Plantronics Blackwire 720 Bluetooth headset review

Out and about, in the view of the public, nobody wants to be that guy with the Bluetooth headset. (At least you shouldn't.) In private, however, you can do whatever you want. Bluetooth (yes, it's a verb now) to your heart's content. We don't care.

Then there's the office. In a shared office environment, headsets trump handsets for many of us,  be it for traditional voice calls, or for Skype. But having to rip a set of cans off our head to answer a cell call is annoying. And that brings us to the Plantronics Blackwire series of Bluetooth headsets, which does double duty as a Bluetooth headset and a corded USB headset.

Piqued your interest? Read on for a few thoughts.

The hardware

The Blackwire comes in four flavors. The 710 is a single-ear that retails for $129. The 720 is a double-ear stereo set for $149. Both versions also are available in a Microsoft Lync-compatable style. We reviewed the Blackwire 720.

The headset is of the basic on-the-ear variety, wherein the speakers lay flat against you. They're not noise-canceling or anything, but they press firmly enough to block out a bit of the background, and have enough horizontal play to be comfortable. There's a 4-inch boom mic sticking out from the right ear. Hope you like it on that side, because you can't switch it. But it does rotate from nearly vertical (to get it out of the way) to about 150 degrees.

The headset's cord also is on the right. It actually comes in two sections, with the first being 28 inches leading from the headset to the Bluetooth receiver/remote control. The remote is about the size of a large USB thumb drive and has buttons for answering calls on the PC or phone, a double-size mute button, and a small volume up/down rocker. Leading from the other end of the remote is a removable 52-inch cable with a full-size USB plug at the end. The idea is that you have it plugged into the computer for VOIP calls, then can pop out the longer cable if you take a call over Bluetooth and need to leave your desk for some privacy. 

The remote's got a clip on the back, so you can attach it to your suspenders (what, you don't wear 'em?). We'd rather be able to attach it to the desk somehow, but the clip isn't really set up for that, and the 28-inch end of the cable -- from the headset to the remote -- isn't long enough to make that feasible. Your movement is too constrained. 

The software

So here's the deal: The Blackwire works with PCs or Macs right out of the box. Plug it in, set the proper input and output in your system or application settings, and you're good to go. The mic works, and the headphones work. The volume rocker works. The mute button works. The only thing lacking is the ability to answer and receive Skype calls via the corded remote. That's not the end of the world.
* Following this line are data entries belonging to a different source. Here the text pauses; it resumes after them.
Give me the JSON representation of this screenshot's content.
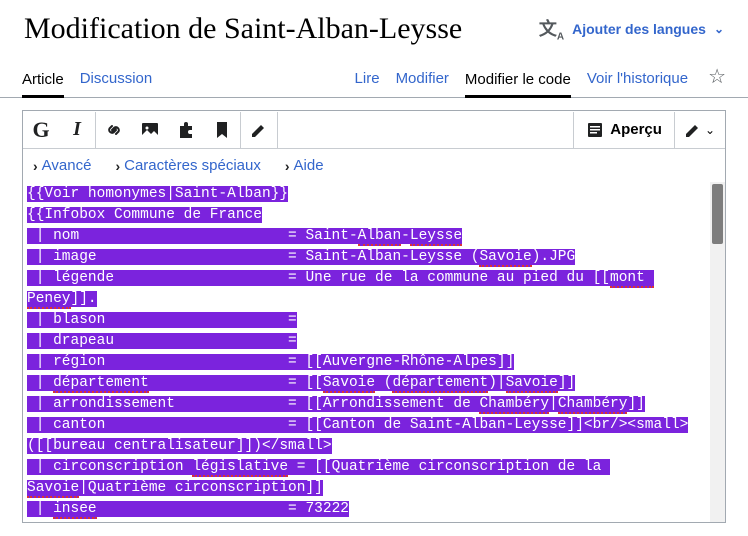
{
  "header": {
    "title": "Modification de Saint-Alban-Leysse",
    "lang_label": "Ajouter des langues"
  },
  "tabs": {
    "article": "Article",
    "discussion": "Discussion",
    "lire": "Lire",
    "modifier": "Modifier",
    "modifier_code": "Modifier le code",
    "historique": "Voir l'historique"
  },
  "toolbar": {
    "bold": "G",
    "italic": "I",
    "preview": "Aperçu"
  },
  "subtoolbar": {
    "avance": "Avancé",
    "caracteres": "Caractères spéciaux",
    "aide": "Aide"
  },
  "code": {
    "l1": "{{Voir homonymes|Saint-Alban}}",
    "l2": "{{Infobox Commune de France",
    "l3a": " | nom                        = Saint-",
    "l3b": "Alban",
    "l3c": "-",
    "l3d": "Leysse",
    "l4a": " | image                      = Saint-Alban-Leysse (",
    "l4b": "Savoie",
    "l4c": ").JPG",
    "l5a": " | légende                    = Une rue de la commune au pied du [[",
    "l5b": "mont ",
    "l5c": "Peney",
    "l5d": "]].",
    "l6a": " | blason                     =",
    "l6b": " ",
    "l7a": " | drapeau                    =",
    "l7b": " ",
    "l8": " | région                     = [[Auvergne-Rhône-Alpes]]",
    "l9a": " | ",
    "l9b": "département",
    "l9c": "                = [[",
    "l9d": "Savoie",
    "l9e": " (",
    "l9f": "département",
    "l9g": ")|",
    "l9h": "Savoie",
    "l9i": "]]",
    "l10a": " | arrondissement             = [[Arrondissement de ",
    "l10b": "Chambéry",
    "l10c": "|",
    "l10d": "Chambéry",
    "l10e": "]]",
    "l11": " | canton                     = [[Canton de Saint-Alban-Leysse]]<br/><small>",
    "l11b": "([[bureau centralisateur]])</small>",
    "l12a": " | circonscription ",
    "l12b": "législative",
    "l12c": " = [[Quatrième circonscription de la ",
    "l12d": "Savoie",
    "l12e": "|Quatrième circonscription]]",
    "l13a": " | ",
    "l13b": "insee",
    "l13c": "                      = 73222"
  }
}
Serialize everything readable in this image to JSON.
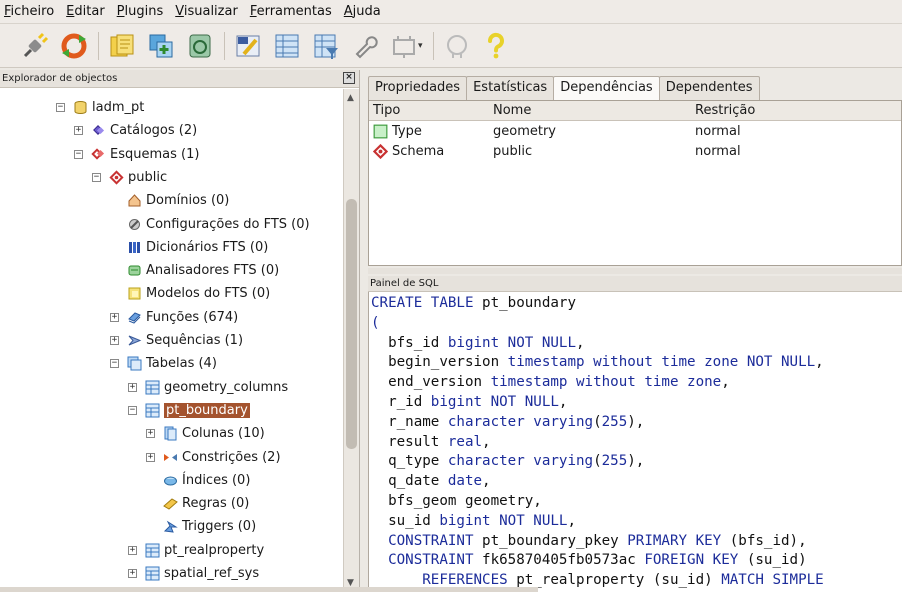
{
  "menu": [
    {
      "label": "Ficheiro"
    },
    {
      "label": "Editar"
    },
    {
      "label": "Plugins"
    },
    {
      "label": "Visualizar"
    },
    {
      "label": "Ferramentas"
    },
    {
      "label": "Ajuda"
    }
  ],
  "toolbar": {
    "icons": [
      "connect-icon",
      "refresh-icon",
      "properties-icon",
      "create-object-icon",
      "drop-object-icon",
      "sql-query-icon",
      "view-data-icon",
      "filtered-data-icon",
      "maintenance-icon",
      "plugins-icon",
      "postgres-elephant-icon",
      "help-icon"
    ]
  },
  "object_browser": {
    "title": "Explorador de objectos",
    "close_label": "×",
    "tree": [
      {
        "label": "ladm_pt",
        "level": 0,
        "icon": "database-icon",
        "expander": "−"
      },
      {
        "label": "Catálogos (2)",
        "level": 1,
        "icon": "catalogs-icon",
        "expander": "+"
      },
      {
        "label": "Esquemas (1)",
        "level": 1,
        "icon": "schemas-icon",
        "expander": "−"
      },
      {
        "label": "public",
        "level": 2,
        "icon": "schema-icon",
        "expander": "−"
      },
      {
        "label": "Domínios (0)",
        "level": 3,
        "icon": "domains-icon",
        "expander": ""
      },
      {
        "label": "Configurações do FTS (0)",
        "level": 3,
        "icon": "fts-config-icon",
        "expander": ""
      },
      {
        "label": "Dicionários FTS (0)",
        "level": 3,
        "icon": "fts-dictionary-icon",
        "expander": ""
      },
      {
        "label": "Analisadores FTS (0)",
        "level": 3,
        "icon": "fts-parser-icon",
        "expander": ""
      },
      {
        "label": "Modelos do FTS (0)",
        "level": 3,
        "icon": "fts-template-icon",
        "expander": ""
      },
      {
        "label": "Funções (674)",
        "level": 3,
        "icon": "functions-icon",
        "expander": "+"
      },
      {
        "label": "Sequências (1)",
        "level": 3,
        "icon": "sequences-icon",
        "expander": "+"
      },
      {
        "label": "Tabelas (4)",
        "level": 3,
        "icon": "tables-icon",
        "expander": "−"
      },
      {
        "label": "geometry_columns",
        "level": 4,
        "icon": "table-icon",
        "expander": "+"
      },
      {
        "label": "pt_boundary",
        "level": 4,
        "icon": "table-icon",
        "expander": "−",
        "selected": true
      },
      {
        "label": "Colunas (10)",
        "level": 5,
        "icon": "columns-icon",
        "expander": "+"
      },
      {
        "label": "Constrições (2)",
        "level": 5,
        "icon": "constraints-icon",
        "expander": "+"
      },
      {
        "label": "Índices (0)",
        "level": 5,
        "icon": "indexes-icon",
        "expander": ""
      },
      {
        "label": "Regras (0)",
        "level": 5,
        "icon": "rules-icon",
        "expander": ""
      },
      {
        "label": "Triggers (0)",
        "level": 5,
        "icon": "triggers-icon",
        "expander": ""
      },
      {
        "label": "pt_realproperty",
        "level": 4,
        "icon": "table-icon",
        "expander": "+"
      },
      {
        "label": "spatial_ref_sys",
        "level": 4,
        "icon": "table-icon",
        "expander": "+"
      }
    ]
  },
  "tabs": [
    {
      "label": "Propriedades",
      "active": false
    },
    {
      "label": "Estatísticas",
      "active": false
    },
    {
      "label": "Dependências",
      "active": true
    },
    {
      "label": "Dependentes",
      "active": false
    }
  ],
  "dependencies": {
    "headers": {
      "tipo": "Tipo",
      "nome": "Nome",
      "restricao": "Restrição"
    },
    "rows": [
      {
        "tipo": "Type",
        "nome": "geometry",
        "restricao": "normal",
        "icon": "type-icon"
      },
      {
        "tipo": "Schema",
        "nome": "public",
        "restricao": "normal",
        "icon": "schema-icon"
      }
    ]
  },
  "sql_panel": {
    "title": "Painel de SQL",
    "lines": [
      [
        {
          "t": "CREATE TABLE ",
          "k": 1
        },
        {
          "t": "pt_boundary",
          "k": 0
        }
      ],
      [
        {
          "t": "(",
          "k": 1
        }
      ],
      [
        {
          "t": "  bfs_id ",
          "k": 0
        },
        {
          "t": "bigint NOT NULL",
          "k": 1
        },
        {
          "t": ",",
          "k": 0
        }
      ],
      [
        {
          "t": "  begin_version ",
          "k": 0
        },
        {
          "t": "timestamp without time zone NOT NULL",
          "k": 1
        },
        {
          "t": ",",
          "k": 0
        }
      ],
      [
        {
          "t": "  end_version ",
          "k": 0
        },
        {
          "t": "timestamp without time zone",
          "k": 1
        },
        {
          "t": ",",
          "k": 0
        }
      ],
      [
        {
          "t": "  r_id ",
          "k": 0
        },
        {
          "t": "bigint NOT NULL",
          "k": 1
        },
        {
          "t": ",",
          "k": 0
        }
      ],
      [
        {
          "t": "  r_name ",
          "k": 0
        },
        {
          "t": "character varying",
          "k": 1
        },
        {
          "t": "(",
          "k": 0
        },
        {
          "t": "255",
          "k": 1
        },
        {
          "t": "),",
          "k": 0
        }
      ],
      [
        {
          "t": "  result ",
          "k": 0
        },
        {
          "t": "real",
          "k": 1
        },
        {
          "t": ",",
          "k": 0
        }
      ],
      [
        {
          "t": "  q_type ",
          "k": 0
        },
        {
          "t": "character varying",
          "k": 1
        },
        {
          "t": "(",
          "k": 0
        },
        {
          "t": "255",
          "k": 1
        },
        {
          "t": "),",
          "k": 0
        }
      ],
      [
        {
          "t": "  q_date ",
          "k": 0
        },
        {
          "t": "date",
          "k": 1
        },
        {
          "t": ",",
          "k": 0
        }
      ],
      [
        {
          "t": "  bfs_geom geometry,",
          "k": 0
        }
      ],
      [
        {
          "t": "  su_id ",
          "k": 0
        },
        {
          "t": "bigint NOT NULL",
          "k": 1
        },
        {
          "t": ",",
          "k": 0
        }
      ],
      [
        {
          "t": "  CONSTRAINT ",
          "k": 1
        },
        {
          "t": "pt_boundary_pkey ",
          "k": 0
        },
        {
          "t": "PRIMARY KEY ",
          "k": 1
        },
        {
          "t": "(bfs_id),",
          "k": 0
        }
      ],
      [
        {
          "t": "  CONSTRAINT ",
          "k": 1
        },
        {
          "t": "fk65870405fb0573ac ",
          "k": 0
        },
        {
          "t": "FOREIGN KEY ",
          "k": 1
        },
        {
          "t": "(su_id)",
          "k": 0
        }
      ],
      [
        {
          "t": "      REFERENCES ",
          "k": 1
        },
        {
          "t": "pt_realproperty (su_id) ",
          "k": 0
        },
        {
          "t": "MATCH SIMPLE",
          "k": 1
        }
      ]
    ]
  }
}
Install Plantronics' Spoke software though (downloadable from Plantronics), and you gain that missing Skype control, and you can see the headset's charge level (remember, it's a Bluetooth headset after all) in the notification area.

Sound quality

Where the rubber meets the ear is where the rubber meets the road. The two major areas of concern here: Voice quality, and music quality.

The former was excellent. Skype calls were crisp and clear, and those we called said we sounded fine, too. Plantroics is boasting its "PC wideband audio" along with noise-canceling microphones for that one, and they appear to work as advertised. 

For music playback, the Blackwire is ... decent. Look, it's not going to live up to the likes of $300 and $400 sets. But considering Blackwire is a $150 package, the sound quality is fairly good, with just enough bass to keep things interesting. (As and added bonus, the headset has sensors that can tell when you take it off you head and pause the music playback for you. It's kinda fun, kinda creepy.)

The bottom line

To us, the Plantronics Blackwire is a bit of a niche product, aimed squarely at the office types out there. But it also fits that niche pretty well. Minor niggles about cord length (which in total is good) aside, the Blackwire 720 serves as a great VOIP headset, and it doubles as a decent set of music headphones. And don't forget that it'll answer your phone calls over Bluetooth as well, seemlessly putting VOIP on hold in the process.

All in all for $150, it's very much a compelling product. Find out more and see purchasing options at

Phil Nickinson